“This is going to be a very big issue,” said Holly Gyles, vice president of tax policy and research at Ayco, a firm owned by Goldman Sachs Group Inc. that offers financial planning to corporate executives. “We are going to see clients with larger tax bills because of these state issues and telecommuting.”

Last year, Massachusetts imposed an emergency rule to tax people working from home in other states whose jobs are usually based in state. New Hampshire, which doesn’t have its own income tax, sued on behalf of its residents. States including New Jersey and Connecticut filed briefs in support of New Hampshire.

Before the pandemic, half a million New Jersey and Connecticut residents would travel into New York City every day for work. In 2020, with so many Manhattan commuters staying home, New Jersey estimates it could be losing as much as $1.2 billion of tax revenue on work performed in New Jersey that is still being taxed by New York.

States like Massachusetts and New York argue they’re just maintaining the status quo at an unusual time.

The situation is confusing for the many Americans who have uprooted their lives in the past year.

In June, Anne Canavati, 27, moved from Washington, D.C., to her hometown of Fort Wayne, Indiana, to save on rent and be closer to her family.
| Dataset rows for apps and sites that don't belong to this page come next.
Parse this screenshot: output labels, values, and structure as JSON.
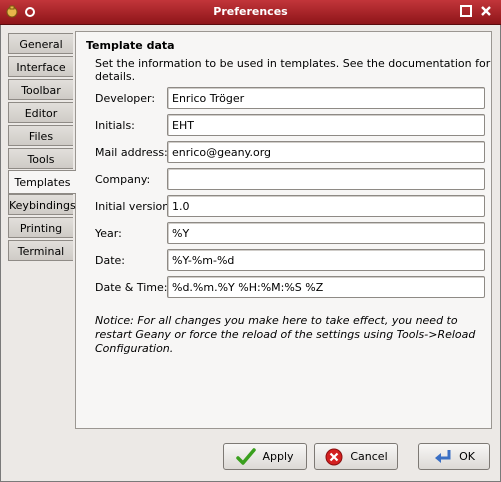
{
  "window": {
    "title": "Preferences"
  },
  "tabs": [
    {
      "label": "General"
    },
    {
      "label": "Interface"
    },
    {
      "label": "Toolbar"
    },
    {
      "label": "Editor"
    },
    {
      "label": "Files"
    },
    {
      "label": "Tools"
    },
    {
      "label": "Templates",
      "active": true
    },
    {
      "label": "Keybindings"
    },
    {
      "label": "Printing"
    },
    {
      "label": "Terminal"
    }
  ],
  "template": {
    "title": "Template data",
    "description": "Set the information to be used in templates. See the documentation for details.",
    "fields": {
      "developer": {
        "label": "Developer:",
        "value": "Enrico Tröger"
      },
      "initials": {
        "label": "Initials:",
        "value": "EHT"
      },
      "mail": {
        "label": "Mail address:",
        "value": "enrico@geany.org"
      },
      "company": {
        "label": "Company:",
        "value": ""
      },
      "version": {
        "label": "Initial version:",
        "value": "1.0"
      },
      "year": {
        "label": "Year:",
        "value": "%Y"
      },
      "date": {
        "label": "Date:",
        "value": "%Y-%m-%d"
      },
      "datetime": {
        "label": "Date & Time:",
        "value": "%d.%m.%Y %H:%M:%S %Z"
      }
    },
    "notice": "Notice: For all changes you make here to take effect, you need to restart Geany or force the reload of the settings using Tools->Reload Configuration."
  },
  "buttons": {
    "apply": "Apply",
    "cancel": "Cancel",
    "ok": "OK"
  },
  "colors": {
    "titlebar": "#b02a2f",
    "apply_icon": "#3aa01e",
    "cancel_icon": "#d32020",
    "ok_icon": "#3a6fc4"
  }
}
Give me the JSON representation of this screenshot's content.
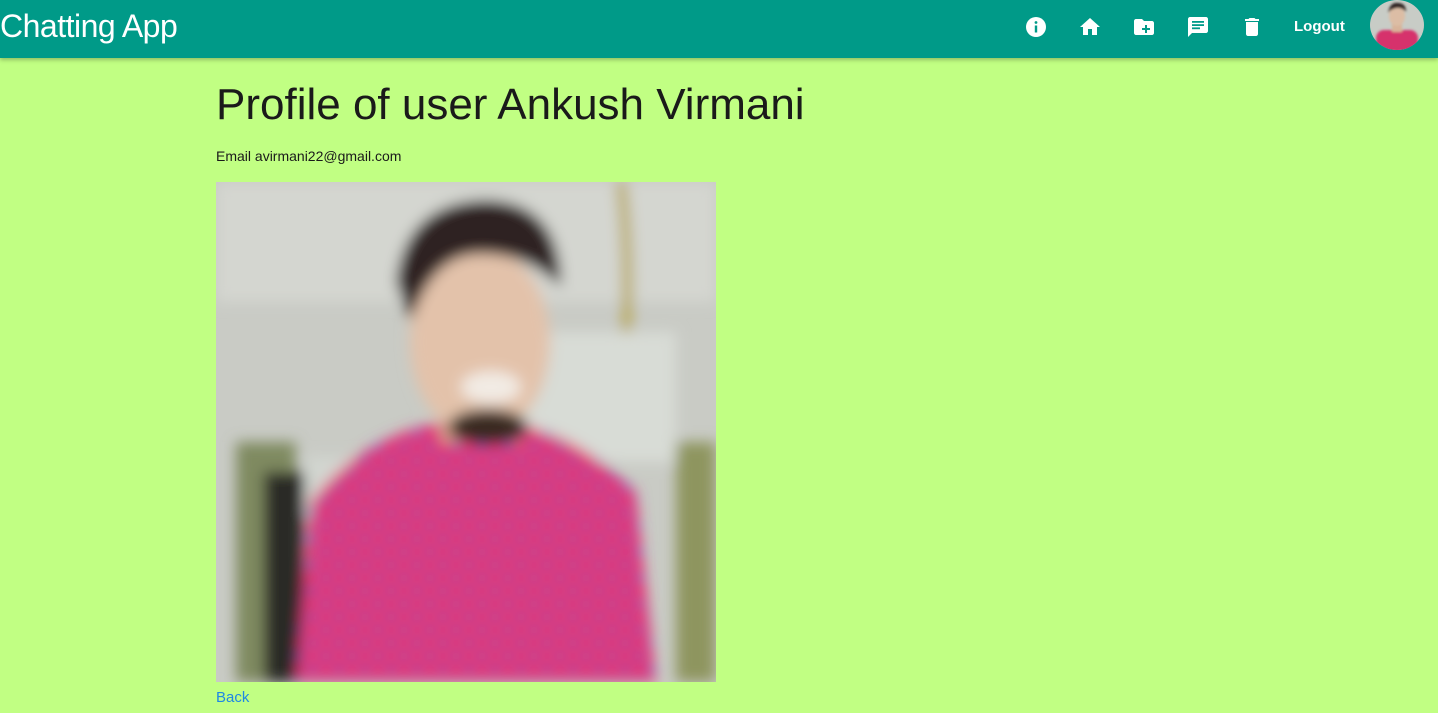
{
  "app": {
    "title": "Chatting App"
  },
  "nav": {
    "icons": [
      {
        "name": "info-icon"
      },
      {
        "name": "home-icon"
      },
      {
        "name": "create-folder-icon"
      },
      {
        "name": "chat-icon"
      },
      {
        "name": "delete-icon"
      }
    ],
    "logout_label": "Logout",
    "avatar_icon": "user-avatar"
  },
  "profile": {
    "title": "Profile of user Ankush Virmani",
    "email_label": "Email",
    "email": "avirmani22@gmail.com",
    "photo_icon": "profile-photo",
    "back_label": "Back"
  },
  "colors": {
    "navbar": "#009a88",
    "page_background": "#c1ff83",
    "link": "#1e88e5",
    "text": "#1a1a1a"
  }
}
She spent a lot time confused about what to do about her taxes, because her employer — a small non-profit — doesn’t have an H.R. department.

She eventually ended up saving money when her employer switched her tax withholding settings to Indiana, which has a rate of 3.23%, from D.C., where her marginal tax rate would have been 8.5%. “I didn’t realize this until my paycheck was suddenly a bit higher,” she said.

Because each state has slightly different rules, the details of where and when taxpayers worked could matter a great deal. “You have to understand the state in question, and then take the next step to make sure you’re preparing accurately,” said Andy Phillips, director at the Tax Institute at H&R Block. “Where you have tricky situations is where states take contrary points of view.”